Many people employ an accountant or tax attorney to assist them with the paying of their taxes. Tax practitioners may utilize various tax strategies in determining how a taxpayer should allocate his money. These tax strategies fall into the category of business methods. It was widely held that patents could not be granted for methods of doing business; however, this changed in 1998 when the Court of Appeals for the Federal Circuit upheld the patentability of an investment structure in State Street Bank & Trust Company v. Signature Financial Group, Inc. More recently, in Wealth Transfer Group v. Rowe, the scenario of being sued for using a patented tax strategy was illustrated. The current state of patent law makes no mention of tax strategies; however, after analyzing the characteristics of tax strategies with the elements required for patentability, it is determined that tax strategies should not be patentable subject matter. This proposal suggests that the patent laws be amended, as they have been in the past, to remove tax strategies from being patent-eligible subject matter, a solution which lies in Congress’ hands.

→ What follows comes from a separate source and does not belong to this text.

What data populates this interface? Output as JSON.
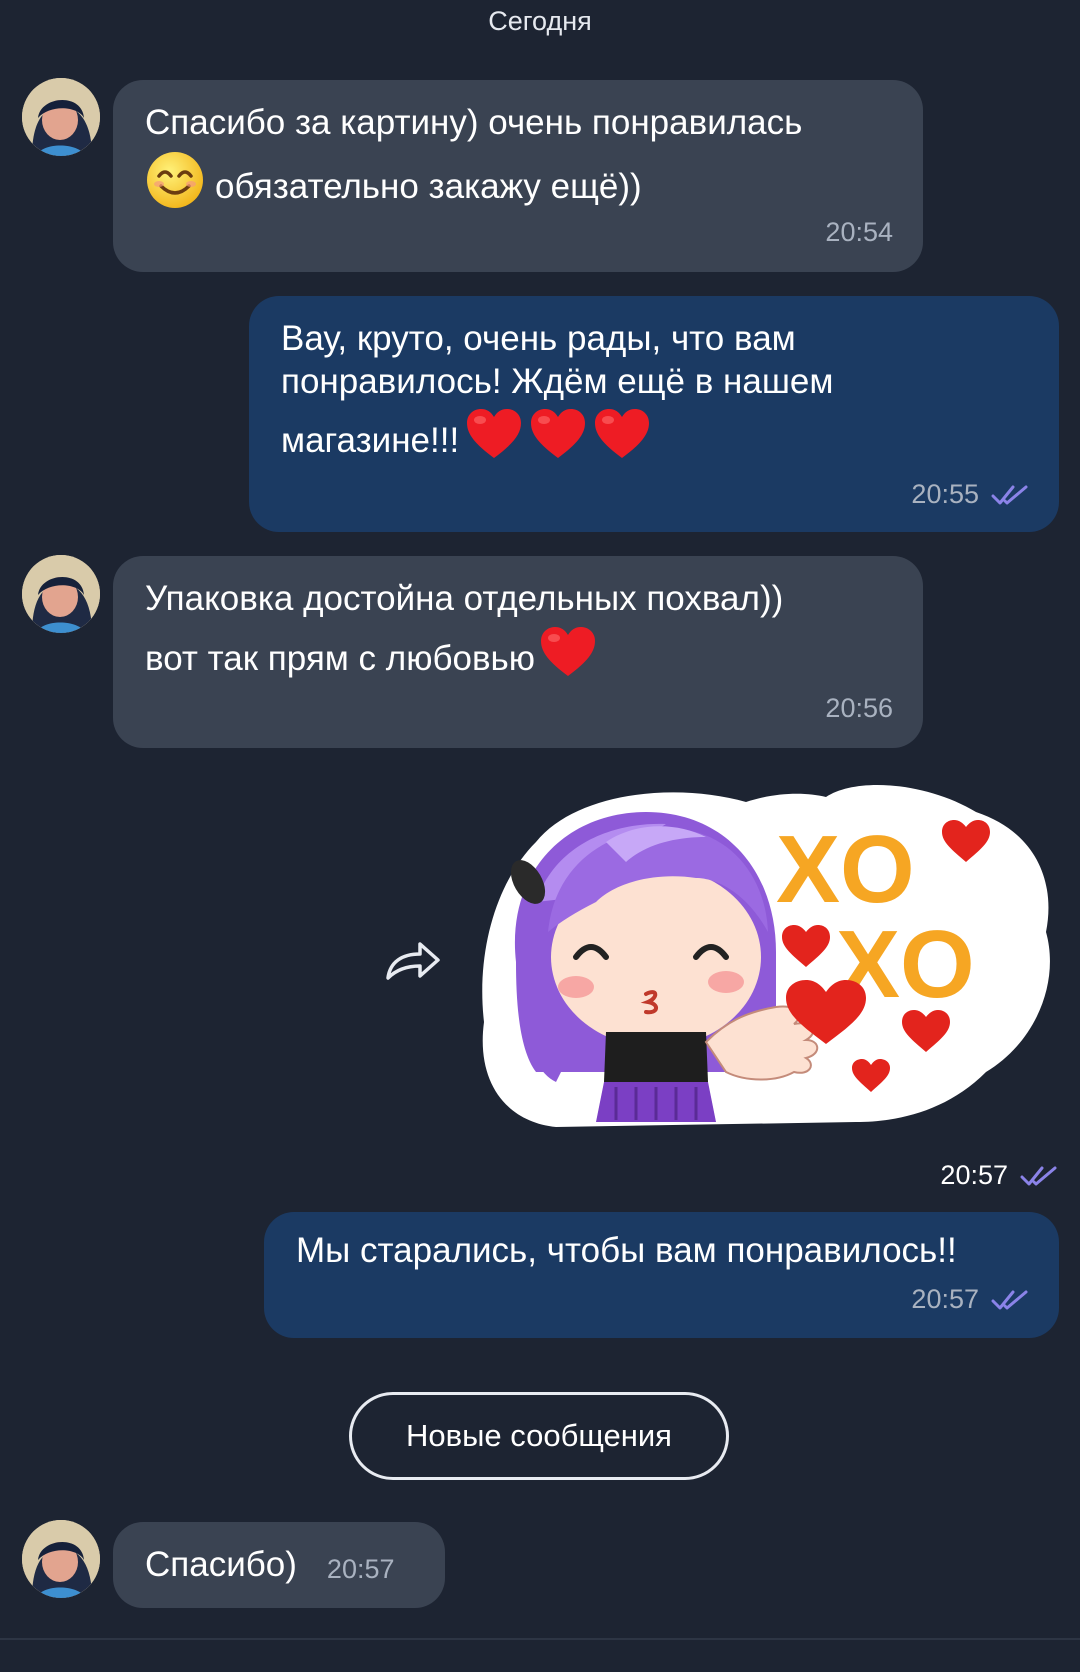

Anish Parikh, The Proliferation of Tax Strategy Patents: Has Patenting Gone Too Far?, 7 J. Marshall Rev. Intell. Prop. L. 202 (2007)